The Height of the Storm
| By Sandra Howell
At first, I was confused about what was happening, particularly by the way in which the characters spoke of their parents or spouses in the past tense along with the references to the “situation “ and the “condition” which Andre had.
Were the spouses remembering their lives together, or were they living in the present? Were the discussions about events and incidents false memories created by grief, or the trauma of the “condition?” Or was it a ghost story? As The Height of the Storm progressed the fog lifted, the confusion was a deliberate reflection of how dementia affected a key character.
The clever writing, dialogue and excellent acting present an authentic recreation of how dementia can affect the sufferer and their family. The set, comprising of a gorgeous house with book-lined walls, high ceilings and a country kitchen, allows the actors to move naturally between scenes and on, off and about the stage. One character leads the conversation with another character whilst key characters such as Andre, or Madeleine, remain on the stage ignored, adding to the confusion. This creates the impression that you are glimpsing events from the corner of your eyes, not really understanding what is happening, which emphasises Andre’s perspective.
For different reasons, the parents (the brilliant Jonathan Pryce as the bewildered, angry, fleetingly happy Andre and the superb Dame Eileen Atkins who gives a nuanced performance as a matter-of-fact, stoic and sometimes blunt Madeleine) and their adult daughters (Amanda Drew as Anne and Anna Madeley as Elise), each seemed to be in a state of denial. They refuse to confront: the “situation”, Andre’s “condition,” their own difficult love lives and Andre’s past relationship with a younger woman. It is unclear what the nature of the relationship was, however, it is probable that it was sexual. But because the family dynamics mean that they skirt around issues, we can never be sure.
Every family has their patterns of behaviour and despite or maybe because of being intellectuals, this family are experts at avoidance and allusion. They do not want to face up to issues which cause emotional or psychological pain. The siblings convincingly relapse into old quarrels about who is the favourite. Andre revisits daily routines from the point of his life when just he and Madeleine are living alone together. Incidents from the past revisit Andre. It seems as if Madeleine is haunting him and is always there, particularly as their daughters cannot see her when Andre can. However we know it is the dementia which has conjured these manifestations, isn’t it?

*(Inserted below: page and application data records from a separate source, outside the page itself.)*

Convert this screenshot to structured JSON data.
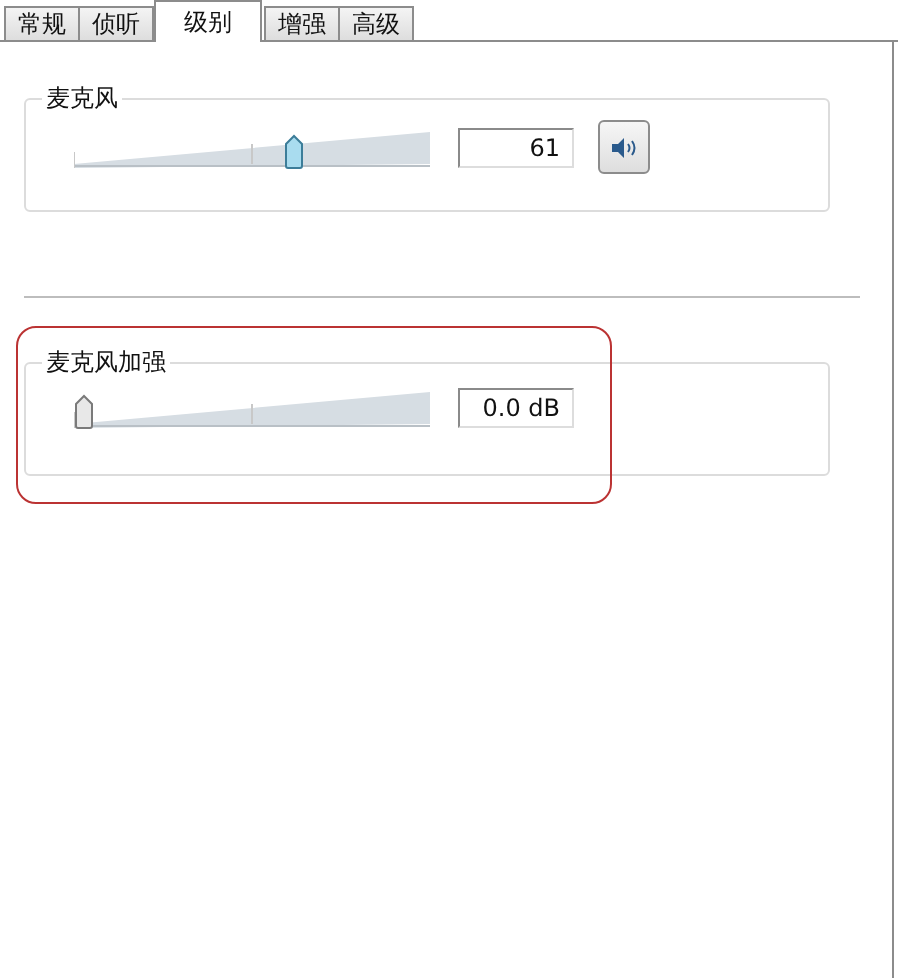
{
  "tabs": [
    {
      "label": "常规",
      "selected": false
    },
    {
      "label": "侦听",
      "selected": false
    },
    {
      "label": "级别",
      "selected": true
    },
    {
      "label": "增强",
      "selected": false
    },
    {
      "label": "高级",
      "selected": false
    }
  ],
  "groups": [
    {
      "title": "麦克风",
      "level": 0.61,
      "value": "61",
      "speaker_button": true,
      "highlighted": false
    },
    {
      "title": "麦克风加强",
      "level": 0,
      "value": "0.0 dB",
      "speaker_button": false,
      "highlighted": true
    }
  ]
}
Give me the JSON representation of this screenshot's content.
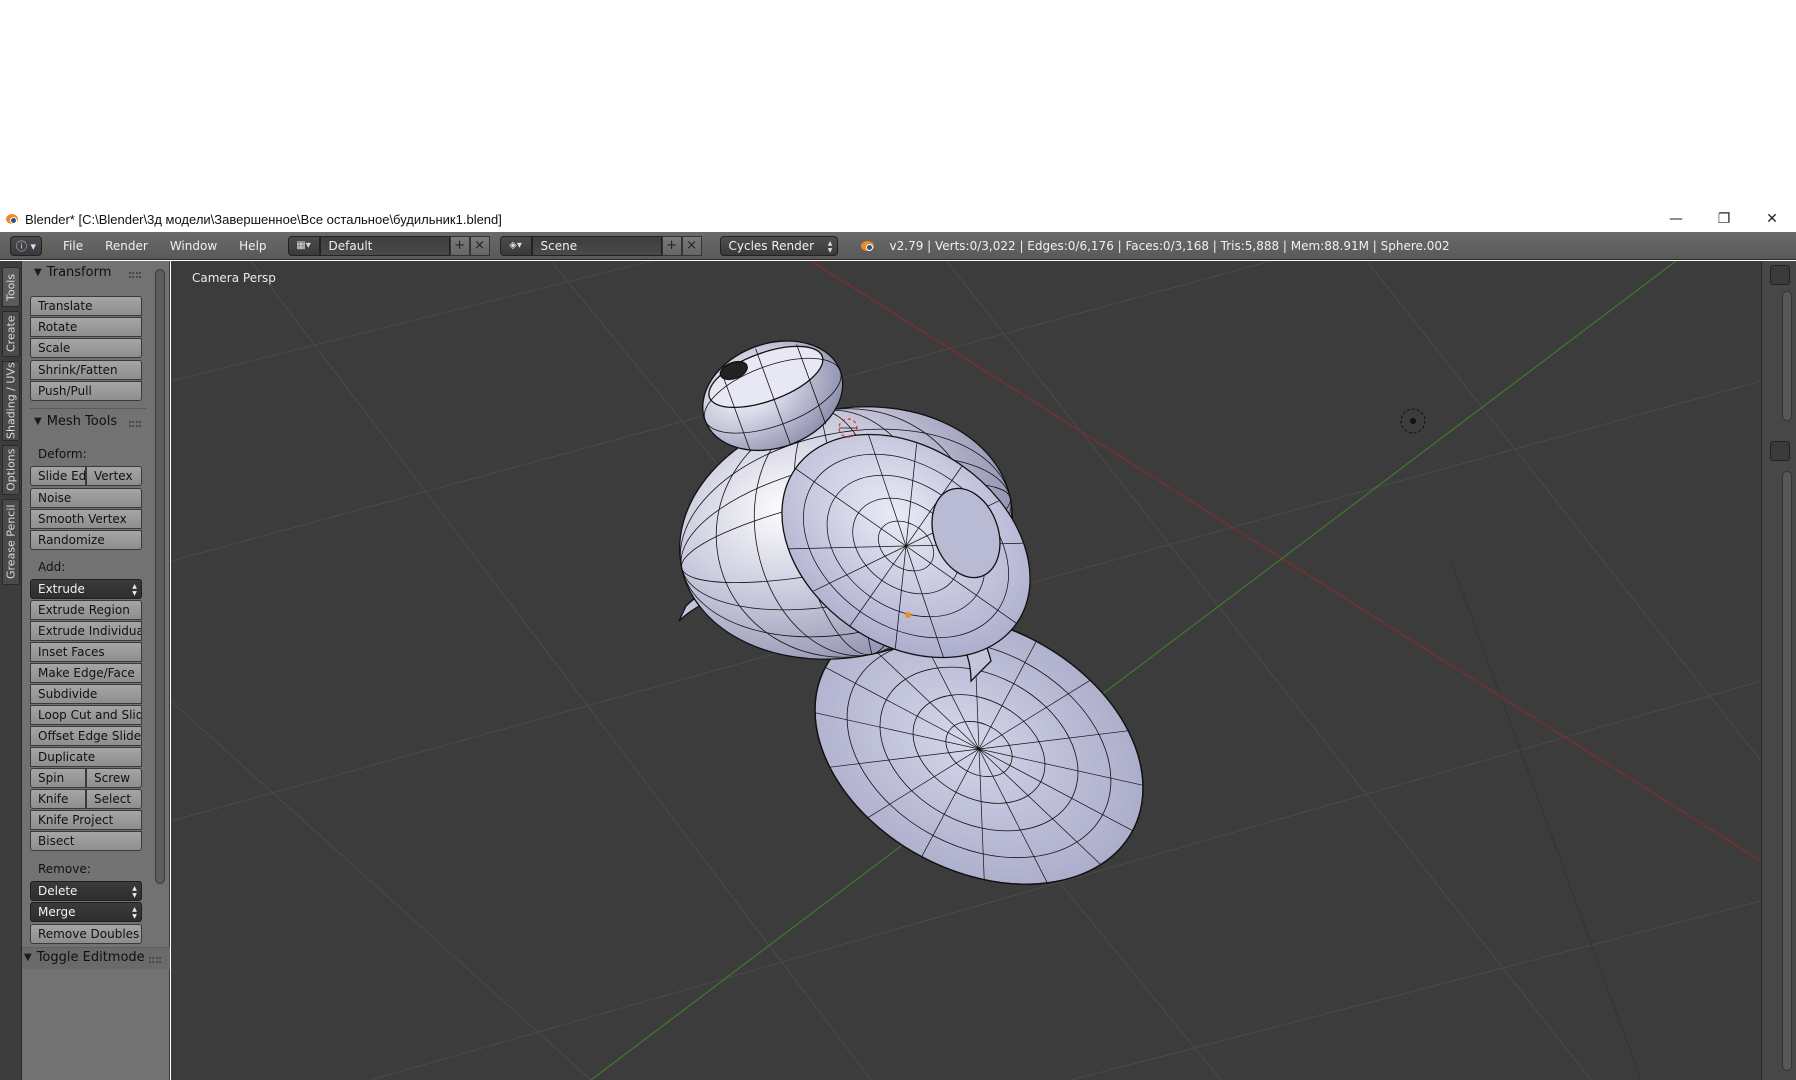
{
  "window": {
    "title": "Blender* [C:\\Blender\\3д модели\\Завершенное\\Все остальное\\будильник1.blend]",
    "minimize": "—",
    "restore": "❐",
    "close": "✕"
  },
  "header": {
    "menus": [
      "File",
      "Render",
      "Window",
      "Help"
    ],
    "layout": "Default",
    "scene": "Scene",
    "engine": "Cycles Render",
    "stats": "v2.79 | Verts:0/3,022 | Edges:0/6,176 | Faces:0/3,168 | Tris:5,888 | Mem:88.91M | Sphere.002"
  },
  "shelf_tabs": [
    "Tools",
    "Create",
    "Shading / UVs",
    "Options",
    "Grease Pencil"
  ],
  "tools": {
    "transform_title": "Transform",
    "transform": [
      "Translate",
      "Rotate",
      "Scale",
      "Shrink/Fatten",
      "Push/Pull"
    ],
    "mesh_tools_title": "Mesh Tools",
    "deform_label": "Deform:",
    "slide_edge": "Slide Ed",
    "vertex": "Vertex",
    "noise": "Noise",
    "smooth_vertex": "Smooth Vertex",
    "randomize": "Randomize",
    "add_label": "Add:",
    "extrude": "Extrude",
    "add_items": [
      "Extrude Region",
      "Extrude Individual",
      "Inset Faces",
      "Make Edge/Face",
      "Subdivide",
      "Loop Cut and Slide",
      "Offset Edge Slide",
      "Duplicate"
    ],
    "spin": "Spin",
    "screw": "Screw",
    "knife": "Knife",
    "select": "Select",
    "knife_project": "Knife Project",
    "bisect": "Bisect",
    "remove_label": "Remove:",
    "delete": "Delete",
    "merge": "Merge",
    "remove_doubles": "Remove Doubles",
    "toggle_editmode": "Toggle Editmode"
  },
  "viewport": {
    "label": "Camera Persp"
  },
  "colors": {
    "viewport_bg": "#3c3c3c",
    "x_axis": "#8a2a2a",
    "y_axis": "#3f7a2e",
    "mesh_fill": "#c9cbe0",
    "wire": "#111111"
  }
}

The Height of the Storm is playing at Wyndham's Theatre. It closes its extremely limited run 1 December. Book The Height of the Storm tickets now to make sure you have a chance to enjoy these stunning actors bring a brilliant script to life.